For more than 17 years, members of Hui O Wa'a Kaulua have been building Mo'okiha o Pi'ilani, their 62-foot, double-hulled canoe, at Kamehameha Iki Park in Lahaina.
Now the canoe is more than 90 percent complete, and the group is aiming to get it into the ocean in December. But the group still needs community support and donations of nearly $50,000 to buy items needed to make the canoe seaworthy and so that it can serve as a classroom for the youth and community of Maui.
Needed items include anchors, chains, line, sleeping canvas, life jackets and more, the group says. Volunteers are needed for crew members, daily work on the canoe and rigging. Kupuna are being sought to give daily tours.
Kainalu Kapu (front) and other keiki with the Boys & Girls Club of Lahaina recently got their hands on Mo‘okiha o Pi‘ilani, a 62-foot, double-hulled voyaging canoe that has been under construction for more than 17 years at Kamehameha Iki Park in Lahaina. Hui O Wa‘a Kaulua, the nonprofit hui building the canoe, aims to finally get it in the ocean on Dec. 21, but hui members need community support and approximately $50,000 to complete the project.
CADENCE FEELEY photo
"This canoe has been touched by many people in the community, and it is now her turn to do what she was meant to do," the nonprofit hui said. "Students on board the deep-sea voyaging canoe will have the chance to learn leadership values and cultural knowledge in a unique environment that is not bound by walls.
"It is the Hui o Wa'a Kaulua's mission to conduct model educational programs to excite and challenge the youth and their communities to learn, respect and care for their natural and social environment," the group said. "Through the importance of sustainability and respect for the environment stressed on the wa'a, Lahaina will only benefit from the people the canoe touches and her presence is a symbol that honors the rich maritime history of these islands. Mo'okiha is for our community and youth."
Crew member and apprentice navigator Kala Baybayan, 30, lives in Wailuku but spends most of her time in Lahaina, working on the voyaging canoe project.
She has been learning ocean navigation, based on ancient Hawaiian traditions of way-finding from observing stars, from her father, Chad Kalepa Baybayan, a captain and navigator.

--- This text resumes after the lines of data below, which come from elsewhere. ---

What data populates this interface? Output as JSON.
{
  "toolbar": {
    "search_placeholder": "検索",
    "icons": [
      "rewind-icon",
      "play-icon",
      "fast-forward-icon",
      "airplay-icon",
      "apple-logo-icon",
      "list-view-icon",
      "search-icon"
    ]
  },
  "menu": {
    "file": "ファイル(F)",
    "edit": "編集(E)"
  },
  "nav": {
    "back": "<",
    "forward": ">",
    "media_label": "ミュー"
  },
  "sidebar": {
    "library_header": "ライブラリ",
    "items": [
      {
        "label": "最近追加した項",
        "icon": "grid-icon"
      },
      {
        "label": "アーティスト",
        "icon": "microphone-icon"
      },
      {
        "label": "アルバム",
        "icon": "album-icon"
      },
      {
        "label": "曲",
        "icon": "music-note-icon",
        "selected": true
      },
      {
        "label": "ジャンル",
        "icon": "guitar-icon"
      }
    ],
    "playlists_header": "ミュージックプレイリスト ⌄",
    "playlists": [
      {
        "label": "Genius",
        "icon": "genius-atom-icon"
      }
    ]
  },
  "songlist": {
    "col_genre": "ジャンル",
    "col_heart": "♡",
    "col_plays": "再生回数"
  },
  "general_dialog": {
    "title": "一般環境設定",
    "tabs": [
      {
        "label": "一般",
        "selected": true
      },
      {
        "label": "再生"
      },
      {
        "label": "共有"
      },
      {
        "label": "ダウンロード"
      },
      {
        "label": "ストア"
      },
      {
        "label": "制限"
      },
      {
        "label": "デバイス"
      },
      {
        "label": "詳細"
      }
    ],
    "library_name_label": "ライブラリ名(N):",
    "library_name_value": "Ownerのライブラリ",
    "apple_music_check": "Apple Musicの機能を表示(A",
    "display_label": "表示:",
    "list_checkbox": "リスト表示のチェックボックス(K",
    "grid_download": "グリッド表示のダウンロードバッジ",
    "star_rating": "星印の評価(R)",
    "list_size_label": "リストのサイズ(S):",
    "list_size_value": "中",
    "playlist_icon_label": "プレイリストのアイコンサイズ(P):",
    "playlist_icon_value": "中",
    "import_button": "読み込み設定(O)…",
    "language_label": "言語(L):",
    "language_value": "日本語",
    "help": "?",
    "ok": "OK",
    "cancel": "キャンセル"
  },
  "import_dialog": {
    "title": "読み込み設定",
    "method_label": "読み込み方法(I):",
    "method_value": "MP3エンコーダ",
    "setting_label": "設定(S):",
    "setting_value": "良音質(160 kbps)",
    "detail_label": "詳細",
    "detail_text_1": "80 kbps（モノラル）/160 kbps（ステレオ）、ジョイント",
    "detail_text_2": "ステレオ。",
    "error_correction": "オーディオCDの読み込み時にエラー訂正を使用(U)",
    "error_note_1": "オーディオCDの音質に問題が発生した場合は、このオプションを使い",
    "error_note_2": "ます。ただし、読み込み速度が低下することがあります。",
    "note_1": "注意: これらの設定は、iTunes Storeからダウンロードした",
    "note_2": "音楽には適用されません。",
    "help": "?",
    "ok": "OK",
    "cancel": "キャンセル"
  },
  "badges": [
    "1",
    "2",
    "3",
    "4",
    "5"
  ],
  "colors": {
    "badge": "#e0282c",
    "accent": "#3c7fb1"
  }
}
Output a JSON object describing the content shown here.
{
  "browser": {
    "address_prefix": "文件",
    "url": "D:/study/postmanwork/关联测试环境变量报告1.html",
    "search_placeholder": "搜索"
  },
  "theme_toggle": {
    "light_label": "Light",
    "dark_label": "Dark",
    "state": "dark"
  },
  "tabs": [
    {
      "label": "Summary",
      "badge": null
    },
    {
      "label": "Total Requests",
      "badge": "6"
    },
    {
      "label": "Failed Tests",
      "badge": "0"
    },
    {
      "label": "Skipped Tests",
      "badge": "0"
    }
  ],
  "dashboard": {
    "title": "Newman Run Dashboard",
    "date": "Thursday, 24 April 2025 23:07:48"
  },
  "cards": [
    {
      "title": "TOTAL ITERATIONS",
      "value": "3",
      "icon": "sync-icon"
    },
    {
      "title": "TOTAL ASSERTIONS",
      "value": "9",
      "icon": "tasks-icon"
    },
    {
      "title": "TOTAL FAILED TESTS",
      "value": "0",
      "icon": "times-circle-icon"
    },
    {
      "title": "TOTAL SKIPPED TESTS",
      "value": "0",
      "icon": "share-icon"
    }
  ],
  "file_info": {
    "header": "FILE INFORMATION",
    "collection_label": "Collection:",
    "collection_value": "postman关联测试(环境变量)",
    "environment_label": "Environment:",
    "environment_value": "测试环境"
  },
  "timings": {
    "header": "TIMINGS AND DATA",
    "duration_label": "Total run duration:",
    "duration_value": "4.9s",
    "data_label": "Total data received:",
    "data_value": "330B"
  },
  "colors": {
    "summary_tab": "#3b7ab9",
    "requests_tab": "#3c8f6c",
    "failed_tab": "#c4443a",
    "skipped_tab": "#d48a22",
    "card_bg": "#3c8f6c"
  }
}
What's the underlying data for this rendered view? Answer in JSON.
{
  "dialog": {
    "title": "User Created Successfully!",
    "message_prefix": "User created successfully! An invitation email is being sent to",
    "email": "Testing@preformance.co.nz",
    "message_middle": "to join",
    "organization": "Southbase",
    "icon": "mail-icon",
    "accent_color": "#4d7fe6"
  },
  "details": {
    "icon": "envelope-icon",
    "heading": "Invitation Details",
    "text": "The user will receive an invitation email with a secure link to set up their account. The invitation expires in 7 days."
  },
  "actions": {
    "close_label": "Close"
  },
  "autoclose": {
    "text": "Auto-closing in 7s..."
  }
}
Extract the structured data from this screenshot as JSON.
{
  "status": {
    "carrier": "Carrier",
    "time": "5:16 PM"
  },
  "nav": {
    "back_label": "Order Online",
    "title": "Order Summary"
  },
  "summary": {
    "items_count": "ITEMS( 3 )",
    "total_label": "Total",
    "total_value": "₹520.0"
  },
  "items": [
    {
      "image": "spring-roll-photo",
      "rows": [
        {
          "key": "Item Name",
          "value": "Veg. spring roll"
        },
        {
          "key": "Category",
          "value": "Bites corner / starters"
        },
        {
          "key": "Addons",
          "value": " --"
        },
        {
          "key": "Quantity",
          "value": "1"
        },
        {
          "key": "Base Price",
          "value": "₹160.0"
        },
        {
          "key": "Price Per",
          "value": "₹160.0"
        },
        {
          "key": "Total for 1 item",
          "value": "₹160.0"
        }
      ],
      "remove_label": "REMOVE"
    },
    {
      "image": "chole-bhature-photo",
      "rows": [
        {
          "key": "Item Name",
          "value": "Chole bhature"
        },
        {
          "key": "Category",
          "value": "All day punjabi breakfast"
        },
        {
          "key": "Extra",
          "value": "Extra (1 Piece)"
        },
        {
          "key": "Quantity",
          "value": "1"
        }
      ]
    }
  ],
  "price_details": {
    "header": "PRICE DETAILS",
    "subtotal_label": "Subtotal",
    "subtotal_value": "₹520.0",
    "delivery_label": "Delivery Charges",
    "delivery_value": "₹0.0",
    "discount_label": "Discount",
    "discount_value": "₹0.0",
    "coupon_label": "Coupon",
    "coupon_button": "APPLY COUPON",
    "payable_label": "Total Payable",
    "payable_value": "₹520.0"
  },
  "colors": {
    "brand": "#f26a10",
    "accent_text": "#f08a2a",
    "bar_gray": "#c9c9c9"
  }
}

The planned Dec. 21 launch date is auspicious, she said, because it's the date of the winter solstice (the shortest day in the northern hemisphere) and it's about a week after the beginning of the makahiki season, or Hawaiian new year.
While work is ongoing on finishing touches for the canoe, there's also a push to rally community support needed to complete the project, Kala Baybayan said.
"Without community support, the canoe is not going to get in the water," she said. "She needs to get in the water and do what she's meant to do."
The canoe is designed to hold as many as two dozen people, she said.
Initial plans call for sailing the canoe statewide to better understand its capabilities and see how it reacts on the open ocean, Kala Baybayan said.
"We'll be reaching out, touching different parts of the community," she said.
During a ho'olaule'a Saturday, the hui hosted canoe exhibits, canoe rides, makahiki games, awa ceremonies, youth activities, entertainment and food booths. All proceeds went toward the completion of Mo'okiha o Pi'ilani.
"We need generous supporters who understand the need for cultural awareness and education," the hui said. "Your kokua will enable us to continue our youth programs, begin sailing and sustain these ancient traditions."
For more information or to make donations, go online to www.huiowaa.org, check out the group's Facebook page at facebook.com/pages/Hui-O-Waa-Kaulua, call 667-4050 or send email to email@example.com. Donations are tax deductible.
* Brian Perry can be reached at firstname.lastname@example.org.